|Photos||Video & Audio||Blogs||Statistics||Archive||Shop||Mobile|
Wisden Cricinfo staff
October 22, 2003
Shaun Udal has been banned from playing league cricket for Camberley, his club side, for three years after being found guilty of "physical violence on and threats to an opposition player." Udal, who played ten ODIs for England in the 1990s, turned out for Camberley in the Surrey Championship when his county commitments with Hampshire allowed.
The incident which led to the ban occurred when Camberley played Cranleigh at the end of July, and an altercation took place between Udal and Cranleigh's Australian legspinner Alex Wyatt. Udal, who was batting at the time, and Wyatt exchanged comments and witnesses said that an altercation followed and contact was made between the pair who had to be separated by members of the fielding side.
"It does take a lot to get me riled," Udal said after the league hearing had imposed the severe punishment. "When I was batting, one of the opposition players severely insulted one of my team-mates, who has a disability. A minor fracas took place with a bit of pushing and shoving but there was no fighting and certainly no punches were thrown. Sadly, the umpires didn't step in, which is rather symptomatic of the weak officiating that can exist in club cricket. But the other player and I had a beer in the clubhouse afterwards and said our apologies.
"I accepted there might be some repercussions but I am not going to lose any sleep over the punishment. The disciplinary committee presumably decided they wanted to make an example of me and that is precisely what they have done." Although Udal is generally regarded as a mild-mannered character, it is not the first time that he has been in trouble while playing for Camberley. In 1996 he was banned for the rest of the season following an alleged assault on an opponent after a match.
© ESPN Sports Media Ltd.

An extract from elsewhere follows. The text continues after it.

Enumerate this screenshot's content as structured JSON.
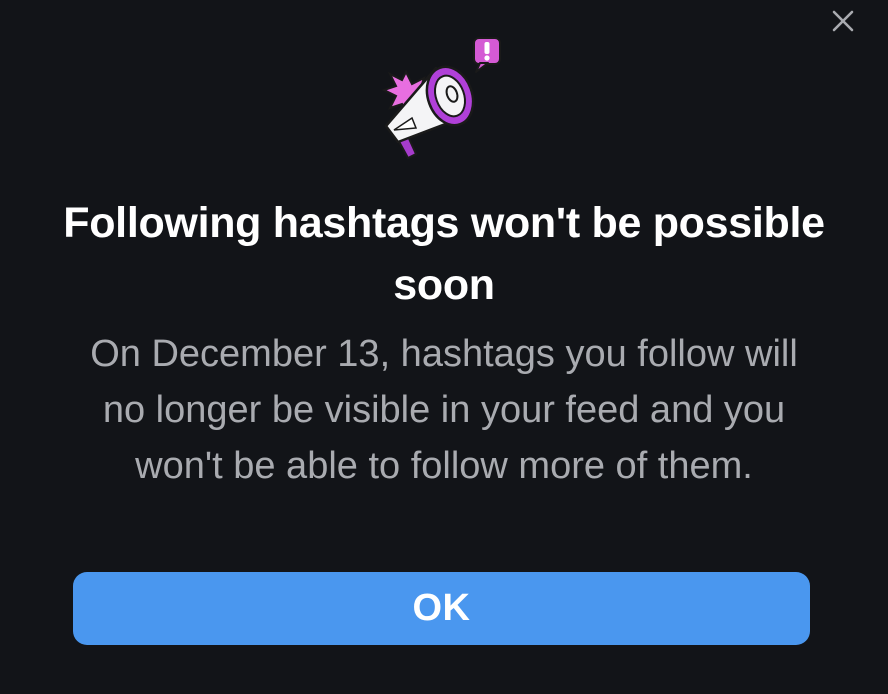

Also, the closest ODI team match-ups, most catches in a T20, and expensive Test debut five-fors
As West Indies play their 500th Test, here's an interactive journey through their Test history
Hundred in a session? Easy peasy for Doug Walters